Hana Nováková is a filmmaker, indologist and ethnozoologist. Her doctoral research explored the clash between the Western zoological paradigm and the animistic perception of the world among tribal people in Bengal. She has also explored the relationship between humans and other animals and human alienation from the rest of nature in her film, essay and curatorial work. For five years, she was a permanent editor of the Czech Television's environmental journalism programme Občanské noviny. She cooperates with the Biological Centre of the Academy of Sciences, the A2 magazine and the ethnobiological anthology Pandanus. She interprets from Bengali for refugees from sinking Bangladesh.
Sunday 30 July
10:00 – 13:00
Digestive meeting, collective imagination about the more-than-human future and the future of non-human animals,
Tereza Čajková & Noemi Purkrábková,
Kristýna Hrubánová & Jiří Sirůček

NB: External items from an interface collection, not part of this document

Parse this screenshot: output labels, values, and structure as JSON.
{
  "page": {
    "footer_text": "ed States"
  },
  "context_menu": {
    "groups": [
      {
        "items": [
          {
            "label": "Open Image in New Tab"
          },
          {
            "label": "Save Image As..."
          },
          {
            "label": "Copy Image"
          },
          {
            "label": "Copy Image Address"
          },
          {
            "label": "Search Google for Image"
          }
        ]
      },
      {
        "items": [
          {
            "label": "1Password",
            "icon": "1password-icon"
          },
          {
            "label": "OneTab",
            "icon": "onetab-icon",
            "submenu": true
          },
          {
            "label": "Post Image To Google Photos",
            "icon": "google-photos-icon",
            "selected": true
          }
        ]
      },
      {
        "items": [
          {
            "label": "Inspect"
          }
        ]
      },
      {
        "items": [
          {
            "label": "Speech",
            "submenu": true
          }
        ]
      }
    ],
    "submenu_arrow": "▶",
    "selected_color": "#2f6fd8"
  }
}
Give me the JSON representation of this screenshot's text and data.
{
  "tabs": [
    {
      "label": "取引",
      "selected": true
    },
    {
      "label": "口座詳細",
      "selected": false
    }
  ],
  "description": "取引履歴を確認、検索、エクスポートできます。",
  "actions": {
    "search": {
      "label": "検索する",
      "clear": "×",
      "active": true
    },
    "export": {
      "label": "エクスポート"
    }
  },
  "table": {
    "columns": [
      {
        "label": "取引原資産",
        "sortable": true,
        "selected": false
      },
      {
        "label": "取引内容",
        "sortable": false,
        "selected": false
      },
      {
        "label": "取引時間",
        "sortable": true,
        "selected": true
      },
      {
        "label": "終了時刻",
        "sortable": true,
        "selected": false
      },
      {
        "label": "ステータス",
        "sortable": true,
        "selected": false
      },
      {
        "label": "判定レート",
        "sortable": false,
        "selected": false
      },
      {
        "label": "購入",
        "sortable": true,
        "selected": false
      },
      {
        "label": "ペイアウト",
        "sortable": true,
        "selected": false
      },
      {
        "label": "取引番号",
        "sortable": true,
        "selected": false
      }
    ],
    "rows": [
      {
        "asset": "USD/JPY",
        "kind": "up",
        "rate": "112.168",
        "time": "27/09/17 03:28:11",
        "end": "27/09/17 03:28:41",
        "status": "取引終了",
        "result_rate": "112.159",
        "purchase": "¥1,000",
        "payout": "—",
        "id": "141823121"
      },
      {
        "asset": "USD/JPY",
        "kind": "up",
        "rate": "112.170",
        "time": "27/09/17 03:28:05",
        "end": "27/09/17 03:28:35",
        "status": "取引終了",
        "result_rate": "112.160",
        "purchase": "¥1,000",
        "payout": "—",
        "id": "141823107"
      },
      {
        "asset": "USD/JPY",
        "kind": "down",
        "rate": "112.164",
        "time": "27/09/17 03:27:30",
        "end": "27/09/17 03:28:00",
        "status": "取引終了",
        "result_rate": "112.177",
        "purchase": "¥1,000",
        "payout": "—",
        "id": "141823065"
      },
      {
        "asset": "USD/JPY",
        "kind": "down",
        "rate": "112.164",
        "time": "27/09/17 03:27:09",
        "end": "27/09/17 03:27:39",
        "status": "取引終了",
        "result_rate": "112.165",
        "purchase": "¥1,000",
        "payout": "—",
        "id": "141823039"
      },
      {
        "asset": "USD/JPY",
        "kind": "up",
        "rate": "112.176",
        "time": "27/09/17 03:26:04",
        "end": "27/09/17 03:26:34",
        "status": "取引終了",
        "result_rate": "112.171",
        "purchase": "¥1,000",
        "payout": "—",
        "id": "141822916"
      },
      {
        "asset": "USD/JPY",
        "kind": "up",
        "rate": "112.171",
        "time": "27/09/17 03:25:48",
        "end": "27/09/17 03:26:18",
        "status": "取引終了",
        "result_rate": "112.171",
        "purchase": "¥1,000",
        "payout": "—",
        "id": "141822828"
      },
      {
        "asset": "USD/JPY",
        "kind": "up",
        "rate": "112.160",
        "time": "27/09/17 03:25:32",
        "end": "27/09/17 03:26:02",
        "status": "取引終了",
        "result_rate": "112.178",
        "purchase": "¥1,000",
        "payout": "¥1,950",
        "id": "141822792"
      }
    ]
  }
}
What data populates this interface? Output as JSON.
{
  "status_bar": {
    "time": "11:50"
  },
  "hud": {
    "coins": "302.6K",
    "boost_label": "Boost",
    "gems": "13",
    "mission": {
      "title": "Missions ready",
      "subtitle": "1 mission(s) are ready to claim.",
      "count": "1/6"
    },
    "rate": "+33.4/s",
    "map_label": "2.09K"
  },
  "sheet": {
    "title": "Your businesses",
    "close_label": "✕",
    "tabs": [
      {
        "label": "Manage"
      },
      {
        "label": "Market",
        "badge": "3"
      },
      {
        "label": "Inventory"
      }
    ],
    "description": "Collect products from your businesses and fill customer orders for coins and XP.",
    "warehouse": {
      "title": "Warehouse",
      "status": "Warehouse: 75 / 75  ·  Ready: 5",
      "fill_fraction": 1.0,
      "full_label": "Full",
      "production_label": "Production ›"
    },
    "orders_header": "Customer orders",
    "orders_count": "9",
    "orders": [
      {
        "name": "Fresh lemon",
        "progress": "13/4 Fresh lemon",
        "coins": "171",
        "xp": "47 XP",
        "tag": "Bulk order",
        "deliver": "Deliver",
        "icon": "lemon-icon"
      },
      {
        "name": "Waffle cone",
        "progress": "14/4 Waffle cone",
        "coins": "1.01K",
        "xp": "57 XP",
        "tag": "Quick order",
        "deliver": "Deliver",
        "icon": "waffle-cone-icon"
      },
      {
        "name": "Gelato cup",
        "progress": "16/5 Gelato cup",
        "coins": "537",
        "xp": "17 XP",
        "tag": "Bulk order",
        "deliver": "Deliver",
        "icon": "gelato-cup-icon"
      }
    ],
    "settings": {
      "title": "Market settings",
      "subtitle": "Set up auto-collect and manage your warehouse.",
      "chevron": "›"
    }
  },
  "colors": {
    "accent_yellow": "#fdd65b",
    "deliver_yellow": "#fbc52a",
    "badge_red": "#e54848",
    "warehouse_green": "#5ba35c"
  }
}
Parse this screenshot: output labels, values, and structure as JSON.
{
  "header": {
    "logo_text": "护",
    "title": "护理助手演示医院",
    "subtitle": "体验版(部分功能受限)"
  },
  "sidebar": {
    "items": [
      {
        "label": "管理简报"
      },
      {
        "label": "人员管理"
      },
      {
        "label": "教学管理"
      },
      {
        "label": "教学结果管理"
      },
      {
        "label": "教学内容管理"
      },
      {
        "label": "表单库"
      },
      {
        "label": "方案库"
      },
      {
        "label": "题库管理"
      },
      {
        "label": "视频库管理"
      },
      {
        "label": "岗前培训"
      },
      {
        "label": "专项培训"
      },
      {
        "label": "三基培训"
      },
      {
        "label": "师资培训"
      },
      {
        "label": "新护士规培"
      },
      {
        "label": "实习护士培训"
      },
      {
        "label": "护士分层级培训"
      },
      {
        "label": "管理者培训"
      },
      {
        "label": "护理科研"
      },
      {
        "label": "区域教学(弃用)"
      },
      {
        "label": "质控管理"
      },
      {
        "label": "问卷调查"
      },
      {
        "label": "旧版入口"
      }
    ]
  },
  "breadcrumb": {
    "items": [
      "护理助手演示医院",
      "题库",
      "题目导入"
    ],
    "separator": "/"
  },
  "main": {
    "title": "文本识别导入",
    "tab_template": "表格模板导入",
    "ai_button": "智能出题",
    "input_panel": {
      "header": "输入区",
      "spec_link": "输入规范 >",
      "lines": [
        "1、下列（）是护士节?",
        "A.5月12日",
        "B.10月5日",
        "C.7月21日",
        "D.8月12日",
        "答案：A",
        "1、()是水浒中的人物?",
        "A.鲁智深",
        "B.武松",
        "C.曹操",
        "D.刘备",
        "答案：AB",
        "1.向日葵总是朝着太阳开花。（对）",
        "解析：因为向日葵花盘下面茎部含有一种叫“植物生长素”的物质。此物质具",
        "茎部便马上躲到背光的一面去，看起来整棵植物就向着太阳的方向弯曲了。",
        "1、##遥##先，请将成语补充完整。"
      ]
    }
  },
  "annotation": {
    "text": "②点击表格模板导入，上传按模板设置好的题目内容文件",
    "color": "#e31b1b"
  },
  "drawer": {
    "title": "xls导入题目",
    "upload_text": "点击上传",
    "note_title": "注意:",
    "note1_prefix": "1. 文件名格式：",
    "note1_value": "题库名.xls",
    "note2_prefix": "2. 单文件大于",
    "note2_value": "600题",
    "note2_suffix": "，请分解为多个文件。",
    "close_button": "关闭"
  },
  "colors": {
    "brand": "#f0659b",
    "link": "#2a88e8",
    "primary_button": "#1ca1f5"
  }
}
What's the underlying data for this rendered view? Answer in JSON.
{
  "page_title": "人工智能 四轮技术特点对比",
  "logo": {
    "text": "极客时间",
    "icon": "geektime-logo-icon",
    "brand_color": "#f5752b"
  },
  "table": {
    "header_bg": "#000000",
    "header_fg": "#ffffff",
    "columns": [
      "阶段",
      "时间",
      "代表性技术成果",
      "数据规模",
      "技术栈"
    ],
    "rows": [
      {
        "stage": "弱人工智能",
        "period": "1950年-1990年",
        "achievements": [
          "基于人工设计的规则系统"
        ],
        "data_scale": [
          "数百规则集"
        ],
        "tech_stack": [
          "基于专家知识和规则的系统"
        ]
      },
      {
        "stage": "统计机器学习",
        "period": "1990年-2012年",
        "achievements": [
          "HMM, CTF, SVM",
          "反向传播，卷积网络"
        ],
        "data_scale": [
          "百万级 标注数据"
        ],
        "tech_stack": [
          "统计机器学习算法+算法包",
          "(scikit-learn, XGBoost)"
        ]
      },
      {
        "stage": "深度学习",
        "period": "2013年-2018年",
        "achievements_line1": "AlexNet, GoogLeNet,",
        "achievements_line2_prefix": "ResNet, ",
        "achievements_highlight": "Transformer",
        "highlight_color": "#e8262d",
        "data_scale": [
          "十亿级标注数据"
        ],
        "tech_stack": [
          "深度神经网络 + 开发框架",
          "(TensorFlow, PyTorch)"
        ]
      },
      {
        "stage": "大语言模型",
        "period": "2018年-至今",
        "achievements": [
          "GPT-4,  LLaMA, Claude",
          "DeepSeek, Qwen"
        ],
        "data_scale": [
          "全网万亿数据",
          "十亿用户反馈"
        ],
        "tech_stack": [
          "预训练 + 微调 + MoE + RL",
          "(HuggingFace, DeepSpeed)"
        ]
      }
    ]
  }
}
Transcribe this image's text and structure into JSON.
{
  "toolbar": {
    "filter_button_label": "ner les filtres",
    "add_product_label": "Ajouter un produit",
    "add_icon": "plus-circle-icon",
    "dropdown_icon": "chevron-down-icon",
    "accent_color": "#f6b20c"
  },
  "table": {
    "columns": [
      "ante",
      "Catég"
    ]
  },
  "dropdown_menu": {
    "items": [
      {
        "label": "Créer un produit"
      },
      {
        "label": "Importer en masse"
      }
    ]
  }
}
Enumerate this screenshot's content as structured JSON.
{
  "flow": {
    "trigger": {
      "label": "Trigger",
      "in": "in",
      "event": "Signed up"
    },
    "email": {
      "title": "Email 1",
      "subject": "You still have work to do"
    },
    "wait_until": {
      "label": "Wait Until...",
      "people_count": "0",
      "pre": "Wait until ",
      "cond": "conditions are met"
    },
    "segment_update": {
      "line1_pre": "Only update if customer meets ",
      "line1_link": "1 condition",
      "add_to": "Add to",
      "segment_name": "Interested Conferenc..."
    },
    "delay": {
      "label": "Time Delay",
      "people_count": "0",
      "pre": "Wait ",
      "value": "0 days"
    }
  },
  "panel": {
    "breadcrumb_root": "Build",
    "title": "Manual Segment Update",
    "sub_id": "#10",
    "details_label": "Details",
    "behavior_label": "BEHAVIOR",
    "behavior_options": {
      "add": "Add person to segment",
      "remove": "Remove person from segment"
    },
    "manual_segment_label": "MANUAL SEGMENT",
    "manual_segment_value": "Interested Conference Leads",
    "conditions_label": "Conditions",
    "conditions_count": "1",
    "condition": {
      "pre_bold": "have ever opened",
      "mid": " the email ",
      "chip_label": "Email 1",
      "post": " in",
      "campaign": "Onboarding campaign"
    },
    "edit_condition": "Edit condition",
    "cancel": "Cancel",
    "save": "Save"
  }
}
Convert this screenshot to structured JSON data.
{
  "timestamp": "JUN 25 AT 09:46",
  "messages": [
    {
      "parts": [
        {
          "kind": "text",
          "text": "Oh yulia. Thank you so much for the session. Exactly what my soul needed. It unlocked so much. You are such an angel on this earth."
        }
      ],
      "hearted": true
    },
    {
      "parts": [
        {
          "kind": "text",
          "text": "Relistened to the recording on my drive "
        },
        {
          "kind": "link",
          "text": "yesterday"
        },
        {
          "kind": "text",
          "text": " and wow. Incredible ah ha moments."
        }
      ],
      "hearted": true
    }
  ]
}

The digestive meeting is a space to process the themes and perceptions from the symposium environment and to integrate them deeply into the fabric of the new whole. Through individual and collective experience and reflection, we will explore what questions we come away with from our weekend together and whether these questions are any different from the ones we were asking at the beginning. Together, we will then attempt to connect human and more-than-human intelligences to seek the unimaginable, the unnamed.
Tereza Čajková is researching decolonial approaches to education as part of her PhD studies at the University of British Columbia. As a methodologist, she is developing experimental programs aimed at activating learning through bodily and sensory experience and is developing the programme Schools of Dissolving, Expanding and Connecting Imagination (Školy rozpouštění, rozšiřování a propojování imaginace), in collaboration with the Institute of Anxiety (Institut Úzkosti).
Noemi Purkrábková is a theoretician, writer, curator, DJ and co-founder of an amorphous audio-visual collective BCAAsystem. She is an editor of Art Antiques magazine and a contributor to a number of others, as well as a PhD candidate at the Faculty of Arts at Charles University in Prague.
Kristýna Hrubanová is a member of the NaZemi organization, she is particularly interested in education and facilitation of group processes. In addition, she is learning to care for fruit trees and rides her bike a lot.
Jiří Sirůček is a PhD student at the Department of Film Studies at Charles University, where he also teaches. His main research interests are posthumanist media theory and philosophy of technology. He is a member of the audiovisual collective BCAAsystem and a researcher at the Association for Research and Collective Practice Display.
14:00 – 15:00
Children’s Forest Group
Wandering for the Ghosts of the Forest, workshop, parade, and saying our farewells to each other and the Forest